Exelon Corp.’s announcement comes two years after the Chicago-based energy giant said it would close the money-losing plant without what critics have called a bailout. It’s licensed to operate through the year 2034.

A roughly $500 million package for the Three Mile Island facility and Pennsylvania’s four other nuclear power plants has stalled in the state Legislature. Exelon has won rescues in three other states, but in Pennsylvania it faced opposition from the state’s natural gas industry.

To make matters more difficult for the plant, Three Mile Island was the site of the United States’ worst commercial nuclear power accident back in 1979 that left it with just one working reactor.

PURDUE-AVIATION COMPANY

Saab plans Air Force jet facility near Purdue campus

WEST LAFAYETTE, Ind. (AP) _ Swedish manufacturer Saab says it will open an Indiana manufacturing site as part of its production of a new Air Force training jet.

Company officials have announced plans to spend $37 million on the facility at Purdue University’s Discovery Park District Aerospace in West Lafayette.

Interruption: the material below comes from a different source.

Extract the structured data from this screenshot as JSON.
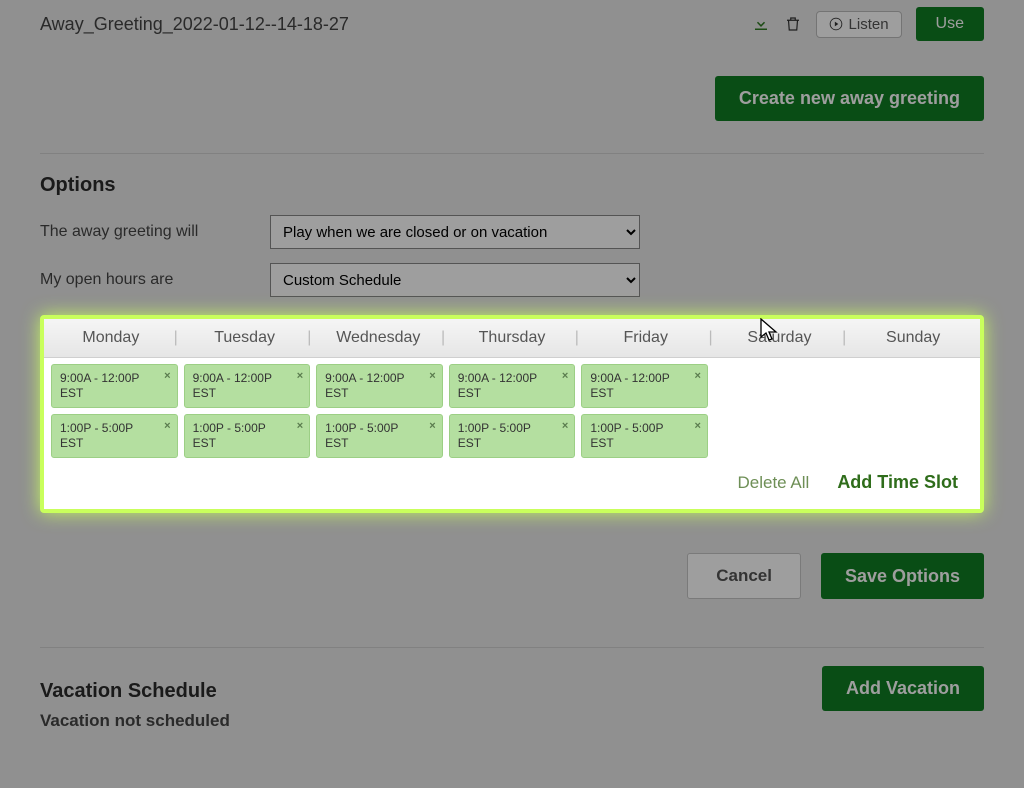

Saab and Boeing won a $9.2 billion contract last year to build at least 351 T-X training jets.

The facility could employ up to 300 workers.

MARATHON-MIDSTREAM MERGER

Marathon Petroleum combines midstream operations for $9B

FINDLAY, Ohio (AP) — Marathon Petroleum Corp. is merging two of its oil and gas pipeline, transportation and storage operations for $9 billion. MPLX and Andeavor Logistics are both master limited partnerships and the company raised the possibility that it might combine the two late last year. The deal is targeted to close in the second half of the year with the enterprise value of the deal listed at $14 billion.

Andeavor, formerly known as Tesoro, has refineries in California, Minnesota, New Mexico, North Dakota, Texas, Utah, Washington and Alaska.

Shares of Andeavor Logistics LP rose 2.5 percent in premarket trading while Marathon’s stock edged up slightly.

ELVER FISHING

Maine’s first eel season with new controls goes swimmingly

PORTLAND, Maine (AP) — Maine’s baby eel fishermen are enjoying a steady harvest and strong prices during the first season in which regulators are using new controls to stop poaching.

Baby eels, called elvers, are one of the most lucrative marine resources in the U.S. on a per-pound basis, but the fishery has had problems with poaching. This year, packing and shipping of the fish is subject to more scrutiny.

The fishermen are nearing the end of their quota for the year, which is slightly less than 10,000 pounds, but, according to the state, the average price is more than $2,000 per pound.

Maine is the only state with a significant fishery for elvers, which are then sold to Asian aquaculture companies so they can be raised to maturity and used as food.

BREXIT

UK and Ireland agree on residency for citizens post-Brexit

LONDON (AP) _ Britain and Ireland have agreed that their citizens will still be able to live and work freely in both countries after Brexit. The governments signed a deal Wednesday to continue the U.K.-Ireland common travel area, no matter what the terms of Britain’s departure from the European Union.

The common travel area has been in existence since the Republic of Ireland won independence from Britain almost a century ago and predates either country’s EU membership.

The agreement means citizens can live, work, study, receive health care and vote in either country.

BRITAIN-NO COAL

UK has first week without burning coal for electricity

LONDON (AP) _ Britain has gone a week without burning coal for electricity for the first time since the 19th century. Power operator National Grid says coal hasn’t contributed to the U.K. electricity mix since the afternoon of May 1st.

The landmark has been reached two years after Britain had its first coal-free day since the Industrial Revolution. Coal-free power could become the “new normal” as Britain generates more power from wind, solar and other renewable sources.

The U.K. also relies heavily on natural gas and nuclear energy.

The government says Britain will eliminate coal from its power supply by 2025. It has set a deadline of 2050 to eliminate greenhouse gas emissions altogether.